An anachronism right at the beginning: Surf City was founded in a video library, in this dying out relict of an analogue age. When Davin Stoddard and Josh Kennedy ran into each other one evening in their small town in New Zealand Josh had just bought a sound card and Davin a four-track Davin bought it from a study grant that was meant to be invested in books. Presumably, the money was spent better this way. An investment into the future that goes over into the past as well: It is also a homage to the promise of pop music. And this debut EP has become nothing less. It is storming and strolling, light-footed, laconic, produced just like that, lo-fi and excessive.
Surf City tells about the simplicity of sound. About pop music's essence, that bands like Pavement, The Zombies or The Jesus and Mary Jane share as a smallest common denominator. Everyone who has ever heard the breakers against New Zealand's coast suspects that Brian Wilson has a beach house in Surf City as well. However, New Zealand's legendary era of rock music the label Flying Nun and bands like The Clean or Tall Dwarfs stand for, had to be mastered retrospectively by the four artists of Surf City. "Flying Nun is a household name for people that listen to music, but for those outside of that it's virtually unheard of. We didn't start listening to it till our late teens, it's still one of those things you have to discover."
But during Davin Stoddard is saying that his songs belie his words. This rumbling atmosphere of breaking up of "Headin' Inside" could have been released by Flying Nun Records as well - but not as a nostalgic revival of good old times but rather as a self-confident continuation of a legendary sound. With Morr Music Surf City has found a congenial home. Not only because Flying Nun, its artists and bands, as well as their air of DIY tell about that social cultural climate in which Thomas Morr founded his label ten years ago, too.

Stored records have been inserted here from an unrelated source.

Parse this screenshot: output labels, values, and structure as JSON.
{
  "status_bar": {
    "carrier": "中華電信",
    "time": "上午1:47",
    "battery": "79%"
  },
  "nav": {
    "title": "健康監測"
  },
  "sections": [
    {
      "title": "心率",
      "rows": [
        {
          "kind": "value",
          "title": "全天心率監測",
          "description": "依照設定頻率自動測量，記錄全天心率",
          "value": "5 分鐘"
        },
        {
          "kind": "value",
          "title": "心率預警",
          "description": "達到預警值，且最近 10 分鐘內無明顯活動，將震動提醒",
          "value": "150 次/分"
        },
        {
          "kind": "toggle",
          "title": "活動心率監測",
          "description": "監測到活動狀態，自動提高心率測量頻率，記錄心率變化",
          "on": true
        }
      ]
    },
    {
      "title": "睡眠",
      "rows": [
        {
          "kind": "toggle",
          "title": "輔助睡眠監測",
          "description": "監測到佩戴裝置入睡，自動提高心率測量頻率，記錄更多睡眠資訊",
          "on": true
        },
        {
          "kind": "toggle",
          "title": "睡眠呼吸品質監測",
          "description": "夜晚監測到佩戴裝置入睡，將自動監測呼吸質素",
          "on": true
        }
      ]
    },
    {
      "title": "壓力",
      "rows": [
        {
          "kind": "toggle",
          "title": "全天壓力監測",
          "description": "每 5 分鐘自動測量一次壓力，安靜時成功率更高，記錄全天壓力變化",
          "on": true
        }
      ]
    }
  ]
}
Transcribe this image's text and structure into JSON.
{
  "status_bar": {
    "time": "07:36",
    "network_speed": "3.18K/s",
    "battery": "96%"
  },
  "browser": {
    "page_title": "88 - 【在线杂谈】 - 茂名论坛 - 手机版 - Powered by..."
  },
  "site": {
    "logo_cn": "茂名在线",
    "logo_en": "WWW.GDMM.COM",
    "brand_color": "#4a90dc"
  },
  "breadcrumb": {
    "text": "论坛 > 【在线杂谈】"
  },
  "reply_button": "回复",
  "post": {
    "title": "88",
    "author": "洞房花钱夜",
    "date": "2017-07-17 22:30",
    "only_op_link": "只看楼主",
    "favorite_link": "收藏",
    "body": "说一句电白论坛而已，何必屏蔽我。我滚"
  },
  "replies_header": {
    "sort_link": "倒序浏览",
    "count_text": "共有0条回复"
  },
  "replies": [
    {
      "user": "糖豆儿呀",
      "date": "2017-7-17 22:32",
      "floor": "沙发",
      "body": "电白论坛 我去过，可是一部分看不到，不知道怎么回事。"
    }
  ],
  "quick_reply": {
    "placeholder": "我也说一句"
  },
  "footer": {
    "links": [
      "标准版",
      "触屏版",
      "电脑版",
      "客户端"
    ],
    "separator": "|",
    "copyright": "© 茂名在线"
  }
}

Actually, it seems inevitable that Morr Music releases a debut of a band from New Zealand now.